- Wired and Wireless Networks: Use one router for wired connections and the other for wireless devices throughout your home or office.
- Load Balancing: Two routers can share the network load more efficiently, improving speeds for connected devices.
To set up two routers on one modem, you will need:
- High-speed modem provided by your Internet Service Provider (ISP)
- Two routers (Wi-Fi or wired)
- Ethernet cables
- Computer or mobile device for setup
Your main router will connect directly to the modem. This is known as the primary router. The second router connects to the primary router and is used to extend the network.
Follow these steps to properly configure two routers on a single internet modem:
1. Reset Routers to Factory Default Settings
Start by resetting both routers to clear out any previous settings. Refer to your router manuals for the reset procedure. Usually, it involves pressing and holding a small reset button on the back of the router for 10-15 seconds.
2. Connect Primary Router
Connect your main router to your ISP modem using an Ethernet cable. This is your primary router that will manage the main network and internet connection.
Connect to this router wirelessly from your computer or mobile device to begin setup. Configure it just as you normally would by entering your ISP connection details.
3. Disable DHCP on Secondary Router
The secondary router will connect to the primary router to extend your home network.
Important: You must disable DHCP server functionality on this router so that only the primary router assigns IP addresses. Having two DHCP servers causes conflicts.
Refer to your secondary router documentation on how to disable DHCP. This setting is normally under the LAN or Network tab.
4. Connect Routers Via Ethernet
Run an Ethernet cable from one of the LAN ports on the primary router to the WAN or Internet port of the secondary router. This connects the two routers together.
Alternatively, you can connect an Ethernet cable between any standard LAN ports on both routers rather than using the WAN port on the secondary router.
5. Configure Secondary Router LAN IP Address
The secondary router needs an IP address in the same subnet as your primary router to communicate on the LAN.
For home networks, the most common IP scheme is 192.168.1.x. So if your primary router IP is 192.168.1.1, assign your secondary router something like IP address 192.168.1.2.
Again, refer to your router documentation on how to change the local IP address.
6. Connect Devices
You can now connect wired devices to the ports on both routers to expand your network.
The secondary router also broadcasts a separate Wi-Fi network to extend your wireless coverage. Connect to this Wi-Fi network the same way you would with any access point to connect your wireless devices.
7. Fine Tune Connection

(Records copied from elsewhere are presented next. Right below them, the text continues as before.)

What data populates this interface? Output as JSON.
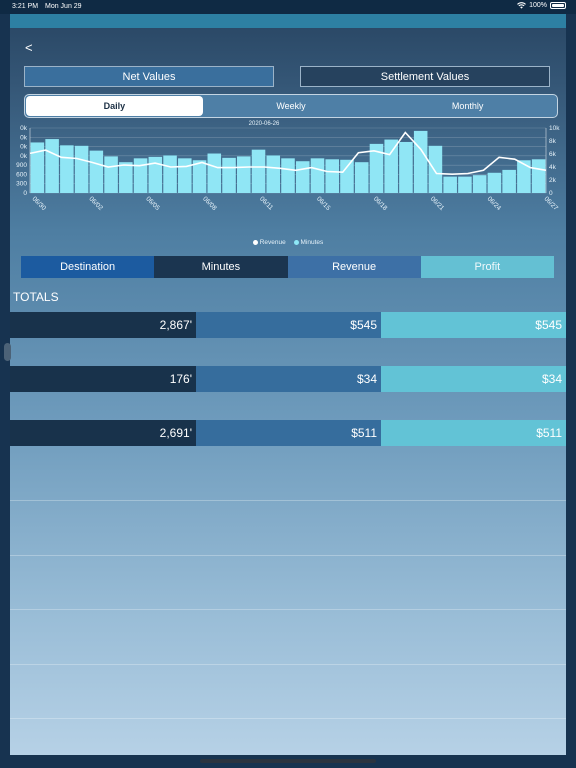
{
  "status": {
    "time": "3:21 PM",
    "date": "Mon Jun 29",
    "battery": "100%",
    "wifi_icon": "wifi-icon"
  },
  "nav": {
    "back_label": "<"
  },
  "value_toggle": {
    "net": "Net Values",
    "settlement": "Settlement Values"
  },
  "period": {
    "daily": "Daily",
    "weekly": "Weekly",
    "monthly": "Monthly"
  },
  "chart_data": {
    "type": "bar+line",
    "selected_date": "2020-06-26",
    "left_ticks": [
      "0",
      "300",
      "600",
      "900",
      "0k",
      "0k",
      "0k",
      "0k"
    ],
    "right_ticks": [
      "0",
      "2k",
      "4k",
      "6k",
      "8k",
      "10k"
    ],
    "x_labels": [
      "06/30",
      "06/02",
      "06/05",
      "06/08",
      "06/11",
      "06/15",
      "06/18",
      "06/21",
      "06/24",
      "06/27"
    ],
    "minutes": [
      1050,
      1120,
      990,
      980,
      880,
      760,
      640,
      720,
      750,
      780,
      720,
      680,
      820,
      730,
      760,
      900,
      780,
      720,
      660,
      720,
      700,
      690,
      640,
      1020,
      1110,
      1060,
      1290,
      980,
      340,
      340,
      370,
      420,
      480,
      680,
      700
    ],
    "revenue": [
      6100,
      6600,
      5500,
      5300,
      4700,
      4000,
      4300,
      4200,
      4600,
      4000,
      4100,
      4700,
      3900,
      3900,
      4000,
      4000,
      3800,
      3500,
      3900,
      3300,
      3200,
      6200,
      6500,
      5900,
      9300,
      6700,
      3000,
      2900,
      3000,
      3500,
      5500,
      5200,
      3900,
      3500
    ],
    "legend": [
      {
        "name": "Revenue",
        "color": "#ffffff"
      },
      {
        "name": "Minutes",
        "color": "#8ee8f6"
      }
    ],
    "colors": {
      "bar": "#90e6f5",
      "line": "#ffffff"
    }
  },
  "tabs": {
    "destination": "Destination",
    "minutes": "Minutes",
    "revenue": "Revenue",
    "profit": "Profit"
  },
  "totals_label": "TOTALS",
  "rows": [
    {
      "minutes": "2,867'",
      "revenue": "$545",
      "profit": "$545"
    },
    {
      "minutes": "176'",
      "revenue": "$34",
      "profit": "$34"
    },
    {
      "minutes": "2,691'",
      "revenue": "$511",
      "profit": "$511"
    }
  ],
  "colors": {
    "accent": "#2d80a3",
    "destination": "#1c5ba0",
    "minutes": "#1b3550",
    "revenue": "#3d70a6",
    "profit": "#64c0d3"
  }
}
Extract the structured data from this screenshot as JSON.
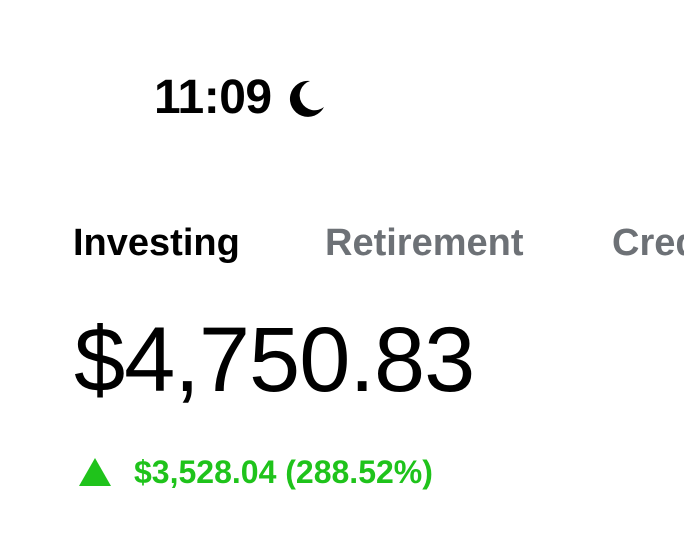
{
  "status_bar": {
    "time": "11:09",
    "focus_icon": "moon-icon"
  },
  "tabs": [
    {
      "label": "Investing",
      "active": true
    },
    {
      "label": "Retirement",
      "active": false
    },
    {
      "label": "Credit",
      "active": false
    }
  ],
  "portfolio": {
    "balance": "$4,750.83",
    "change": "$3,528.04 (288.52%)",
    "change_direction_icon": "up-triangle-icon"
  },
  "colors": {
    "positive": "#1fc31b",
    "inactive_tab": "#6d7176",
    "text": "#000000",
    "background": "#ffffff"
  }
}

You may need to adjust a few settings once everything is connected to get the two routers working seamlessly together. Some tweaks include:
- Set both wireless networks to different channels to reduce interference.
- Configure the DHCP address pool on the second router to a smaller range of IP addresses.
- Enable wireless bridging if connecting wirelessly instead of via Ethernet cable.
And that covers the basics of connecting two routers to one modem! With this setup, you can extend your network reach, add more wired devices, isolate certain computers and devices, and potentially improve Wi-Fi and wired performance.
While using two routers is one good option, there are some alternative ways to improve your home network including:
Wi-Fi Extenders – Cheaper and easier to set up than a second router. Extends Wi-Fi only without extra Ethernet ports.
Wi-Fi Mesh Systems – Complete kits that provide full home Wi-Fi with two or more mesh access points. More consumer friendly option.
DD-WRT Firmware – Open source router firmware that adds advanced functionality like repeater bridge mode and VLAN tagging. Useful for older routers.
Ethernet Switches – Add more wired ports without the routing functionality of a second router. Simple plug-and-play installation.
So explore all options to find the best one to suit your home network needs!